Jules made Kiddush (we had brought along a Kiddush cup.) This was followed by n’tilat yadayim and hamotzi. They knew about all of this, and in fact, some of them include them in their meals at their homes. However, they didn’t know a melody for Kiddush, or why we don’t talk before hamotzi after n’tilat yadayim why we shake salt on the challah, why there are two challot, why we remove knives before Birkhat Hamazon. They were mesmerized. They always wanted to know more. Navah told them that in our home no one gets dessert without singing zemirot. She taught some easy tunes and they all participated with enthusiasm.

At the conclusion of the meal, they all implored, “Can we do this again next Shabbat?” We were delighted, and the following Friday night was even more special, because they anticipated what was coming with great joy.

When we met for Havdalah they were proud that they had the words on a printed card, and that many of them knew the words. They never had heard it chanted before. We suggested that the lights be turned out, and we sang Eliyahu Hanavi with them. We stood in a circle by candlelight and taught them how to sing shavua tov. It was truly very moving, to experience havdalah through their eyes. After havdalah they asked us to write the words of Eliyahu Hanavi on their chalkboard.

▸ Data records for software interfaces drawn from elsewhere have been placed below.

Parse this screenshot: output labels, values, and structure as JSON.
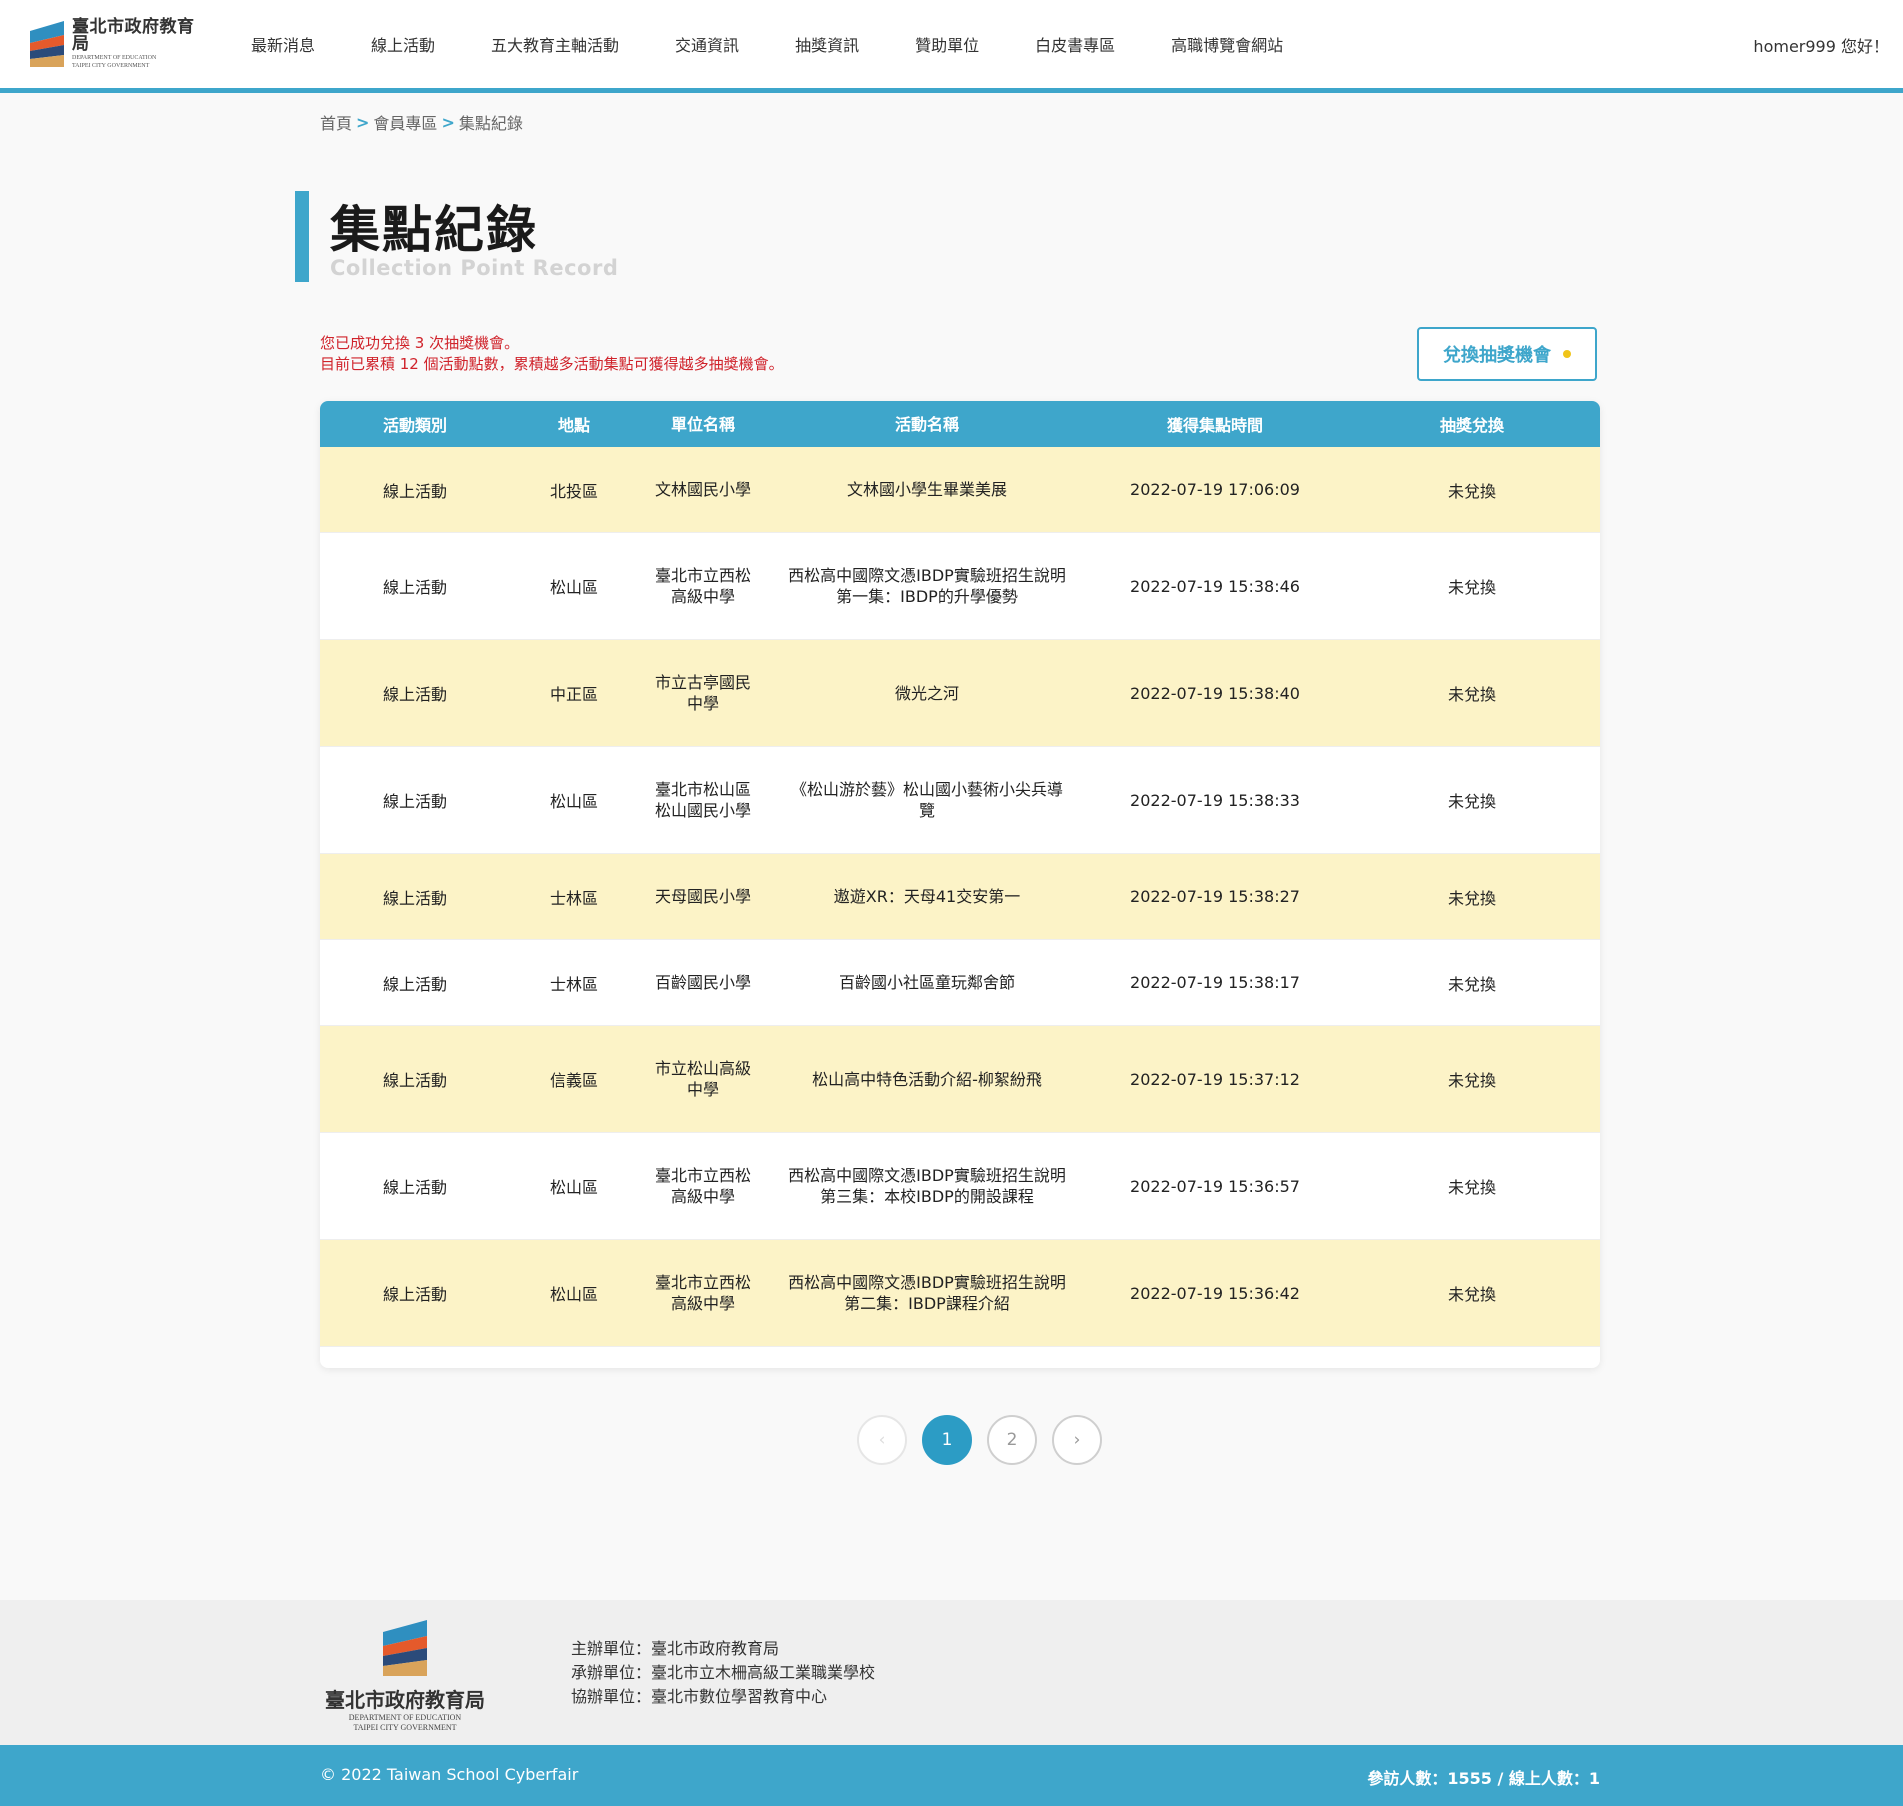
{
  "header": {
    "logo": {
      "zh": "臺北市政府教育局",
      "en1": "DEPARTMENT OF EDUCATION",
      "en2": "TAIPEI CITY GOVERNMENT"
    },
    "nav": [
      "最新消息",
      "線上活動",
      "五大教育主軸活動",
      "交通資訊",
      "抽獎資訊",
      "贊助單位",
      "白皮書專區",
      "高職博覽會網站"
    ],
    "user": "homer999 您好！"
  },
  "breadcrumb": [
    "首頁",
    "會員專區",
    "集點紀錄"
  ],
  "page": {
    "title_zh": "集點紀錄",
    "title_en": "Collection Point Record"
  },
  "notice": {
    "line1": "您已成功兌換 3 次抽獎機會。",
    "line2": "目前已累積 12 個活動點數，累積越多活動集點可獲得越多抽獎機會。"
  },
  "redeem_button": "兌換抽獎機會",
  "table": {
    "headers": [
      "活動類別",
      "地點",
      "單位名稱",
      "活動名稱",
      "獲得集點時間",
      "抽獎兌換"
    ],
    "rows": [
      {
        "category": "線上活動",
        "district": "北投區",
        "unit": [
          "文林國民小學"
        ],
        "activity": [
          "文林國小學生畢業美展"
        ],
        "time": "2022-07-19 17:06:09",
        "status": "未兌換"
      },
      {
        "category": "線上活動",
        "district": "松山區",
        "unit": [
          "臺北市立西松",
          "高級中學"
        ],
        "activity": [
          "西松高中國際文憑IBDP實驗班招生說明",
          "第一集：IBDP的升學優勢"
        ],
        "time": "2022-07-19 15:38:46",
        "status": "未兌換"
      },
      {
        "category": "線上活動",
        "district": "中正區",
        "unit": [
          "市立古亭國民",
          "中學"
        ],
        "activity": [
          "微光之河"
        ],
        "time": "2022-07-19 15:38:40",
        "status": "未兌換"
      },
      {
        "category": "線上活動",
        "district": "松山區",
        "unit": [
          "臺北市松山區",
          "松山國民小學"
        ],
        "activity": [
          "《松山游於藝》松山國小藝術小尖兵導",
          "覽"
        ],
        "time": "2022-07-19 15:38:33",
        "status": "未兌換"
      },
      {
        "category": "線上活動",
        "district": "士林區",
        "unit": [
          "天母國民小學"
        ],
        "activity": [
          "遨遊XR：天母41交安第一"
        ],
        "time": "2022-07-19 15:38:27",
        "status": "未兌換"
      },
      {
        "category": "線上活動",
        "district": "士林區",
        "unit": [
          "百齡國民小學"
        ],
        "activity": [
          "百齡國小社區童玩鄰舍節"
        ],
        "time": "2022-07-19 15:38:17",
        "status": "未兌換"
      },
      {
        "category": "線上活動",
        "district": "信義區",
        "unit": [
          "市立松山高級",
          "中學"
        ],
        "activity": [
          "松山高中特色活動介紹-柳絮紛飛"
        ],
        "time": "2022-07-19 15:37:12",
        "status": "未兌換"
      },
      {
        "category": "線上活動",
        "district": "松山區",
        "unit": [
          "臺北市立西松",
          "高級中學"
        ],
        "activity": [
          "西松高中國際文憑IBDP實驗班招生說明",
          "第三集：本校IBDP的開設課程"
        ],
        "time": "2022-07-19 15:36:57",
        "status": "未兌換"
      },
      {
        "category": "線上活動",
        "district": "松山區",
        "unit": [
          "臺北市立西松",
          "高級中學"
        ],
        "activity": [
          "西松高中國際文憑IBDP實驗班招生說明",
          "第二集：IBDP課程介紹"
        ],
        "time": "2022-07-19 15:36:42",
        "status": "未兌換"
      }
    ]
  },
  "pagination": {
    "prev": "‹",
    "pages": [
      "1",
      "2"
    ],
    "current": "1",
    "next": "›"
  },
  "footer": {
    "logo": {
      "zh": "臺北市政府教育局",
      "en1": "DEPARTMENT OF EDUCATION",
      "en2": "TAIPEI CITY GOVERNMENT"
    },
    "organizer": "主辦單位：臺北市政府教育局",
    "undertaker": "承辦單位：臺北市立木柵高級工業職業學校",
    "co_organizer": "協辦單位：臺北市數位學習教育中心",
    "copyright": "© 2022 Taiwan School Cyberfair",
    "visitors": "參訪人數：1555 / 線上人數：1"
  },
  "colors": {
    "accent": "#3ea6cb",
    "row_alt": "#fcf3c7",
    "notice": "#d0232b",
    "dot": "#f0c419"
  }
}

They loved singing it.

As a reward for the first week of intense learning we decided to invite them to be our guests for an evening out together Saturday night. They suggested Fado music and a fish dinner. What fun we had and what shared memories we created together.

We suggested that they take a day off on Sunday. They vehemently refused. “As long as you are here, we have an opportunity to learn so much.” And so after a late night out, we re-convened the next day at 5:00 PM for our three-hour session. Since it was Sunday they didn’t have to go to work and could meet earlier. The tempo of the following week was the same as the first. Each night we met for three to three and one half hours.

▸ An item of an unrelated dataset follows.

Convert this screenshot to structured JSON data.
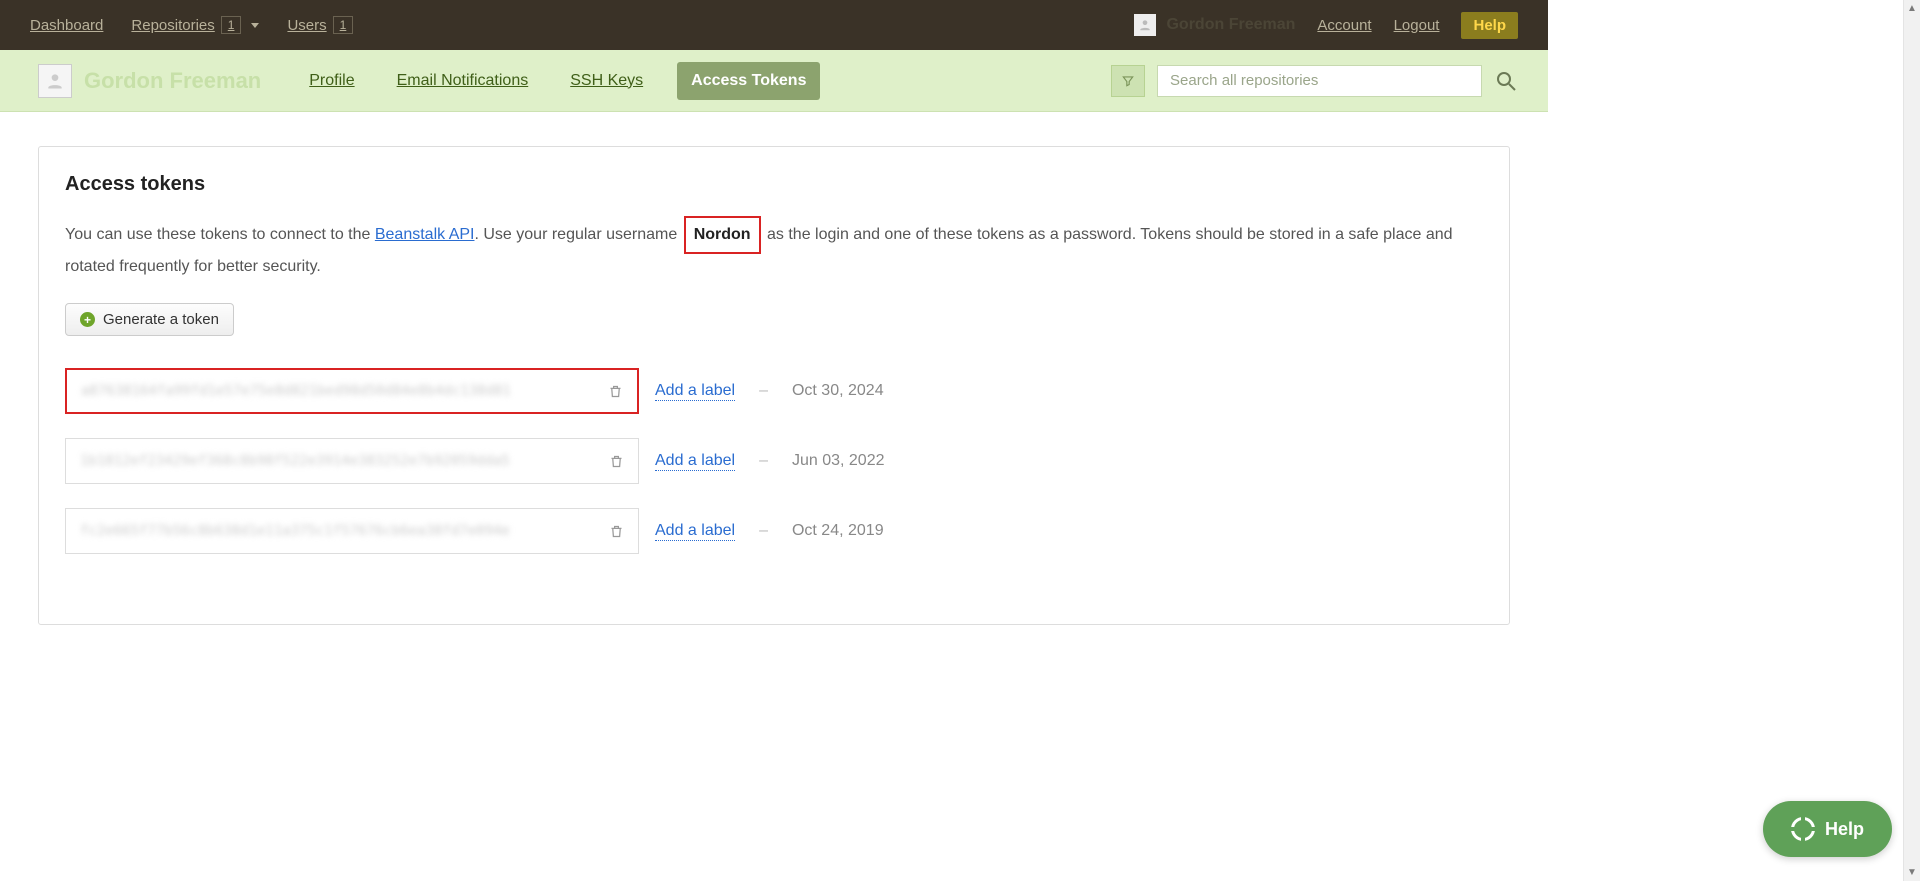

Jules began to teach themes and structure for the liturgy of the Yamim Noraim. He emphasized the section of Selichot on Yom Kippur as well as the shlosh esreh middot. We decided together that after havdalah the next Saturday night we would daven together at a Selichot service. And so it was. When we parted that final night, the group promised that they would continue to meet for Kabbalat Shabbat and Havdalah. But, they asked, “How can we do it without you?” We said we would make a tape that would guide them in the service, with the melodies and instructions. Then they added, “but please include all of the songs you taught us and the melody for Birkhat Hamazon, Havdalah, and Eliyahu Hanavi. “ We promised to do all of that, and told them that we would give them an exam on our next visit. They said that they would make CD’s from our tape to distribute to each member of the community, and that they would all study hard to be ready for the exam. (We sent them the tape shortly after our return to New York.) We left Lisbon the following morning at 6:00 AM. It was hard to leave them.

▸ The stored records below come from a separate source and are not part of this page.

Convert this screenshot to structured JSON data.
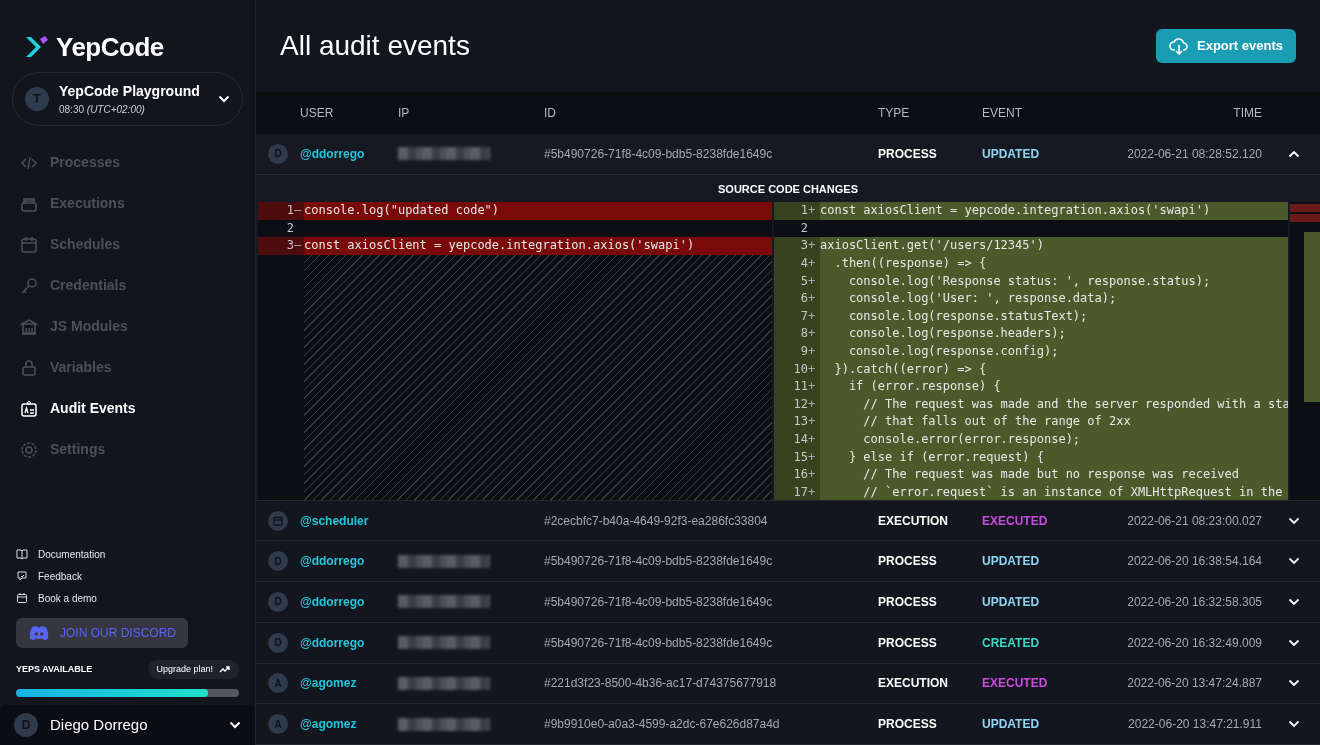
{
  "brand": {
    "name": "YepCode"
  },
  "workspace": {
    "avatar": "T",
    "name": "YepCode Playground",
    "time": "08:30",
    "timezone": "(UTC+02:00)"
  },
  "nav": [
    {
      "label": "Processes",
      "selected": false
    },
    {
      "label": "Executions",
      "selected": false
    },
    {
      "label": "Schedules",
      "selected": false
    },
    {
      "label": "Credentials",
      "selected": false
    },
    {
      "label": "JS Modules",
      "selected": false
    },
    {
      "label": "Variables",
      "selected": false
    },
    {
      "label": "Audit Events",
      "selected": true
    },
    {
      "label": "Settings",
      "selected": false
    }
  ],
  "links": [
    {
      "label": "Documentation"
    },
    {
      "label": "Feedback"
    },
    {
      "label": "Book a demo"
    }
  ],
  "discord": {
    "label": "JOIN OUR DISCORD"
  },
  "yeps": {
    "label": "YEPS AVAILABLE",
    "upgrade": "Upgrade plan!",
    "level": 0.86
  },
  "user": {
    "avatar": "D",
    "name": "Diego Dorrego"
  },
  "page": {
    "title": "All audit events",
    "export_button": "Export events"
  },
  "table": {
    "columns": [
      "USER",
      "IP",
      "ID",
      "TYPE",
      "EVENT",
      "TIME"
    ],
    "rows": [
      {
        "avatar": "D",
        "user": "@ddorrego",
        "ip_redacted": true,
        "id": "#5b490726-71f8-4c09-bdb5-8238fde1649c",
        "type": "PROCESS",
        "event": "UPDATED",
        "color": "#8fd6f5",
        "time": "2022-06-21 08:28:52.120",
        "expanded": true
      },
      {
        "user": "@scheduler",
        "ip_redacted": false,
        "id": "#2cecbfc7-b40a-4649-92f3-ea286fc33804",
        "type": "EXECUTION",
        "event": "EXECUTED",
        "color": "#c94ce0",
        "time": "2022-06-21 08:23:00.027",
        "expanded": false
      },
      {
        "avatar": "D",
        "user": "@ddorrego",
        "ip_redacted": true,
        "id": "#5b490726-71f8-4c09-bdb5-8238fde1649c",
        "type": "PROCESS",
        "event": "UPDATED",
        "color": "#8fd6f5",
        "time": "2022-06-20 16:38:54.164",
        "expanded": false
      },
      {
        "avatar": "D",
        "user": "@ddorrego",
        "ip_redacted": true,
        "id": "#5b490726-71f8-4c09-bdb5-8238fde1649c",
        "type": "PROCESS",
        "event": "UPDATED",
        "color": "#8fd6f5",
        "time": "2022-06-20 16:32:58.305",
        "expanded": false
      },
      {
        "avatar": "D",
        "user": "@ddorrego",
        "ip_redacted": true,
        "id": "#5b490726-71f8-4c09-bdb5-8238fde1649c",
        "type": "PROCESS",
        "event": "CREATED",
        "color": "#3dd6c0",
        "time": "2022-06-20 16:32:49.009",
        "expanded": false
      },
      {
        "avatar": "A",
        "user": "@agomez",
        "ip_redacted": true,
        "id": "#221d3f23-8500-4b36-ac17-d74375677918",
        "type": "EXECUTION",
        "event": "EXECUTED",
        "color": "#c94ce0",
        "time": "2022-06-20 13:47:24.887",
        "expanded": false
      },
      {
        "avatar": "A",
        "user": "@agomez",
        "ip_redacted": true,
        "id": "#9b9910e0-a0a3-4599-a2dc-67e626d87a4d",
        "type": "PROCESS",
        "event": "UPDATED",
        "color": "#8fd6f5",
        "time": "2022-06-20 13:47:21.911",
        "expanded": false
      }
    ]
  },
  "diff": {
    "title": "SOURCE CODE CHANGES",
    "left": [
      {
        "kind": "removed",
        "number": "1",
        "marker": "—",
        "code": "console.log(\"updated code\")"
      },
      {
        "kind": "context",
        "number": "2"
      },
      {
        "kind": "removed",
        "number": "3",
        "marker": "—",
        "code": "const axiosClient = yepcode.integration.axios('swapi')"
      }
    ],
    "right": [
      {
        "kind": "added",
        "number": "1",
        "marker": "+",
        "code": "const axiosClient = yepcode.integration.axios('swapi')"
      },
      {
        "kind": "context",
        "number": "2"
      },
      {
        "kind": "added",
        "number": "3",
        "marker": "+",
        "code": "axiosClient.get('/users/12345')"
      },
      {
        "kind": "added",
        "number": "4",
        "marker": "+",
        "code": "  .then((response) => {"
      },
      {
        "kind": "added",
        "number": "5",
        "marker": "+",
        "code": "    console.log('Response status: ', response.status);"
      },
      {
        "kind": "added",
        "number": "6",
        "marker": "+",
        "code": "    console.log('User: ', response.data);"
      },
      {
        "kind": "added",
        "number": "7",
        "marker": "+",
        "code": "    console.log(response.statusText);"
      },
      {
        "kind": "added",
        "number": "8",
        "marker": "+",
        "code": "    console.log(response.headers);"
      },
      {
        "kind": "added",
        "number": "9",
        "marker": "+",
        "code": "    console.log(response.config);"
      },
      {
        "kind": "added",
        "number": "10",
        "marker": "+",
        "code": "  }).catch((error) => {"
      },
      {
        "kind": "added",
        "number": "11",
        "marker": "+",
        "code": "    if (error.response) {"
      },
      {
        "kind": "added",
        "number": "12",
        "marker": "+",
        "code": "      // The request was made and the server responded with a sta"
      },
      {
        "kind": "added",
        "number": "13",
        "marker": "+",
        "code": "      // that falls out of the range of 2xx"
      },
      {
        "kind": "added",
        "number": "14",
        "marker": "+",
        "code": "      console.error(error.response);"
      },
      {
        "kind": "added",
        "number": "15",
        "marker": "+",
        "code": "    } else if (error.request) {"
      },
      {
        "kind": "added",
        "number": "16",
        "marker": "+",
        "code": "      // The request was made but no response was received"
      },
      {
        "kind": "added",
        "number": "17",
        "marker": "+",
        "code": "      // `error.request` is an instance of XMLHttpRequest in the"
      }
    ]
  }
}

They are all waiting to convert and are delighted that the Masorti Olami movement has taken their cause to heart. They told of many people coming through Lisbon who listened to their stories and never bothered to contact them again. We promised them that this would not happen with us. We said that a commitment has been made to assist them on their road to becoming Jews…


Rabbi Jules and Navah Harlow

Editor’s note: The Harlows will be returning to Lisbon in December to continue their teaching. We thank Rabbi Adrian Gottfried from in Sao Paulo, Brazil for sending Portuguese/Hebrew siddurim to the kehillah. The congregation is in need of tallitot and tefillin as well as other ritual objects. If you would like to make a donation, please contact our office: mail @